It is common to say that Internal Audit benefits Risk Management as it improves the effectiveness of Risk Management by assessing risk management and promoting good risk management practices through the improvement of the system of internal control. But looking at it the other way around, what good does Risk Management or in the slightest form having a Risk Management Framework (RMF) does to the practice of Internal Audit.
There are two points that are worth mentioning in this article:
“ Having a risk management framework can lead to a landslide effect for internal auditors as it targets the projects, business units or business processes with the greatest impact”
Enterprise Risk Management Framework (ERMF) integrates the audit activities with the busyness as a whole
Risk Management Framework (RMF) starts by looking into the internal and external environment to identify risks and threats to an organisation, followed-by analysing, minimising and monitoring them. As internal auditors, an organisation having a risk management framework gives auditors a helicopter view of the risks the organisation is facing, its risk appetite and residual risk. In technical terms, the methodology that links the practice of internal audit to risk management as defined by the Institute of Internal Audit is Risk Based Internal Audit (RBIA). In RBIA, Internal Auditors assess the organisations management of risk and controls for the identified risk in relation to its risk appetite.
But, how does the RBIA change the Internal Audit practice? In conducting RBIA, Internal Auditors take into consideration the risk impact of a specific project/process to an organisation; enabling them to identify whether certain controls are not in place where significant risk is present.
Looking into a silver and lead mining company which is in the final stages of diversifying into a copper mine in a new territory, what threats would this imply, when it comes to its rights, operations, resources, social and environmental responsibility, global prices, etc. If a Risk Management Framework is established before an internal audit plan, Internal Auditors would most likely consider the diversification as a priority in their next audit engagement as opposed to following the initial audit plan of a usual practice of auditing units periodically; or a frequency based on the previous routine. A new business in a new territory posse a high risk for a mining company.
2. Risk management framework positively affects audit effectiveness and efficiency
as it looks into the processes with the greatest impact on the organisation.
Having a risk management framework before an internal audit plan could give the audit a landslide effect. Auditors who are used to following the audit plan which is based in a mortar and pestle decision-making may neglect to look into processes with great impact on the organization. For auditors, materiality is important but what is material may not be always the one with the greatest risk. Synonymously, a transaction that is material conservatively may not be material considering the internal and external threats, again considering a higher point of view

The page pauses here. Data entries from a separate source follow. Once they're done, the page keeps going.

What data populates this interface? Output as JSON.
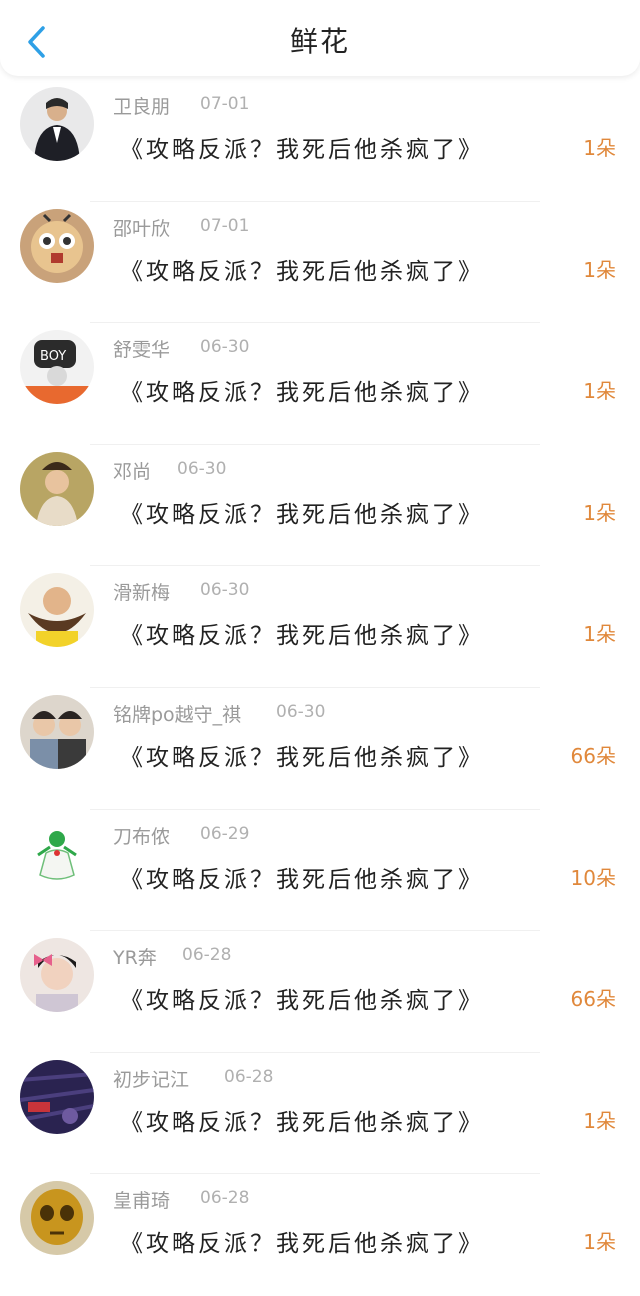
{
  "header": {
    "title": "鲜花"
  },
  "records": [
    {
      "name": "卫良朋",
      "date": "07-01",
      "book": "《攻略反派？我死后他杀疯了》",
      "count": "1朵"
    },
    {
      "name": "邵叶欣",
      "date": "07-01",
      "book": "《攻略反派？我死后他杀疯了》",
      "count": "1朵"
    },
    {
      "name": "舒雯华",
      "date": "06-30",
      "book": "《攻略反派？我死后他杀疯了》",
      "count": "1朵"
    },
    {
      "name": "邓尚",
      "date": "06-30",
      "book": "《攻略反派？我死后他杀疯了》",
      "count": "1朵"
    },
    {
      "name": "滑新梅",
      "date": "06-30",
      "book": "《攻略反派？我死后他杀疯了》",
      "count": "1朵"
    },
    {
      "name": "铭牌po越守_祺",
      "date": "06-30",
      "book": "《攻略反派？我死后他杀疯了》",
      "count": "66朵"
    },
    {
      "name": "刀布侬",
      "date": "06-29",
      "book": "《攻略反派？我死后他杀疯了》",
      "count": "10朵"
    },
    {
      "name": "YR奔",
      "date": "06-28",
      "book": "《攻略反派？我死后他杀疯了》",
      "count": "66朵"
    },
    {
      "name": "初步记江",
      "date": "06-28",
      "book": "《攻略反派？我死后他杀疯了》",
      "count": "1朵"
    },
    {
      "name": "皇甫琦",
      "date": "06-28",
      "book": "《攻略反派？我死后他杀疯了》",
      "count": "1朵"
    }
  ],
  "colors": {
    "accent": "#2ea0e6",
    "count": "#e0883b",
    "muted": "#9a9a9a"
  }
}
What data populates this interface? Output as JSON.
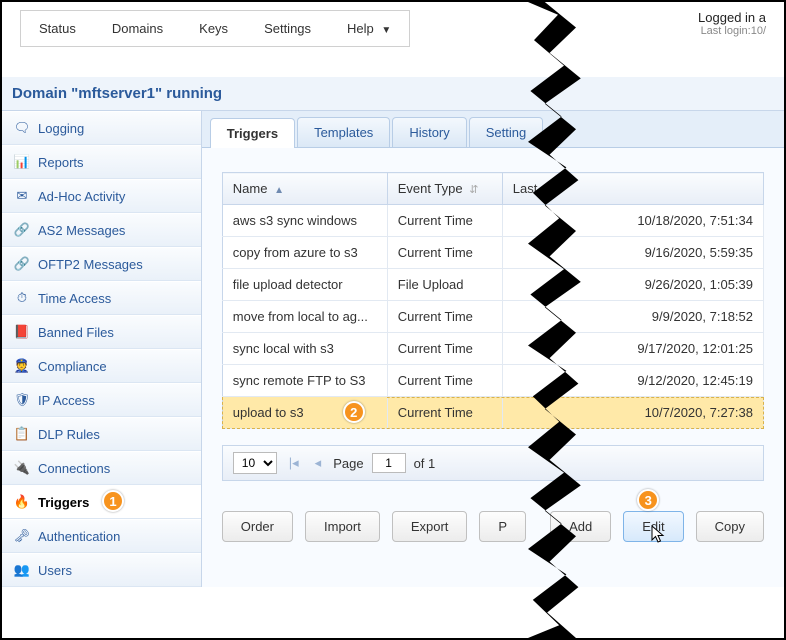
{
  "menu": {
    "status": "Status",
    "domains": "Domains",
    "keys": "Keys",
    "settings": "Settings",
    "help": "Help"
  },
  "login": {
    "line1": "Logged in a",
    "line2": "Last login:10/"
  },
  "domain_status": "Domain \"mftserver1\" running",
  "sidebar": {
    "items": [
      {
        "label": "Logging",
        "icon": "🗨"
      },
      {
        "label": "Reports",
        "icon": "📊"
      },
      {
        "label": "Ad-Hoc Activity",
        "icon": "✉"
      },
      {
        "label": "AS2 Messages",
        "icon": "🔗"
      },
      {
        "label": "OFTP2 Messages",
        "icon": "🔗"
      },
      {
        "label": "Time Access",
        "icon": "⏱"
      },
      {
        "label": "Banned Files",
        "icon": "📕"
      },
      {
        "label": "Compliance",
        "icon": "👮"
      },
      {
        "label": "IP Access",
        "icon": "🛡"
      },
      {
        "label": "DLP Rules",
        "icon": "📋"
      },
      {
        "label": "Connections",
        "icon": "🔌"
      },
      {
        "label": "Triggers",
        "icon": "🔥"
      },
      {
        "label": "Authentication",
        "icon": "🗝"
      },
      {
        "label": "Users",
        "icon": "👥"
      }
    ]
  },
  "tabs": {
    "triggers": "Triggers",
    "templates": "Templates",
    "history": "History",
    "setting": "Setting"
  },
  "grid": {
    "col_name": "Name",
    "col_event": "Event Type",
    "col_last": "Last ",
    "rows": [
      {
        "name": "aws s3 sync windows",
        "event": "Current Time",
        "last": "10/18/2020, 7:51:34"
      },
      {
        "name": "copy from azure to s3",
        "event": "Current Time",
        "last": "9/16/2020, 5:59:35"
      },
      {
        "name": "file upload detector",
        "event": "File Upload",
        "last": "9/26/2020, 1:05:39"
      },
      {
        "name": "move from local to ag...",
        "event": "Current Time",
        "last": "9/9/2020, 7:18:52"
      },
      {
        "name": "sync local with s3",
        "event": "Current Time",
        "last": "9/17/2020, 12:01:25"
      },
      {
        "name": "sync remote FTP to S3",
        "event": "Current Time",
        "last": "9/12/2020, 12:45:19"
      },
      {
        "name": "upload to s3",
        "event": "Current Time",
        "last": "10/7/2020, 7:27:38"
      }
    ]
  },
  "pager": {
    "size": "10",
    "page_label": "Page",
    "page_val": "1",
    "of_label": "of 1"
  },
  "buttons": {
    "order": "Order",
    "import": "Import",
    "export": "Export",
    "p": "P",
    "add": "Add",
    "edit": "Edit",
    "copy": "Copy"
  },
  "markers": {
    "m1": "1",
    "m2": "2",
    "m3": "3"
  }
}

Having a risk management framework can lead to a landslide effect for internal auditors as it targets the projects, business units or business processes with the greatest impact, which may lead to detecting potential threats and control gaps at a larger scale and along the way solve smaller gaps and processes too, therefore affecting the Internal Audit effectiveness and efficiency. The practice of internal audit will be viewed as being more effective for their value-added contribution to the organization is more visible and felt and their efficiency will be at its peak as they are targeting business processes with greater impact.
Nonetheless, with all these said, establishing a risk management framework may not be cost effective for smaller organization to be done in house, and a cost-benefit analysis should be made for small to medium organizations. Hiring consultants to design the framework may be the way to go here. If an organization would decide to have a risk management framework before the internal audit plan, looking forward, our auditors should be made aware of business developments and decisions the organization is about to make, be updated on current significant events and be agile and flexible; risk usually happens when there is change. Lastly, this entails constant communication between Risk Management and Internal Audit; key decision makers and Internal Audit.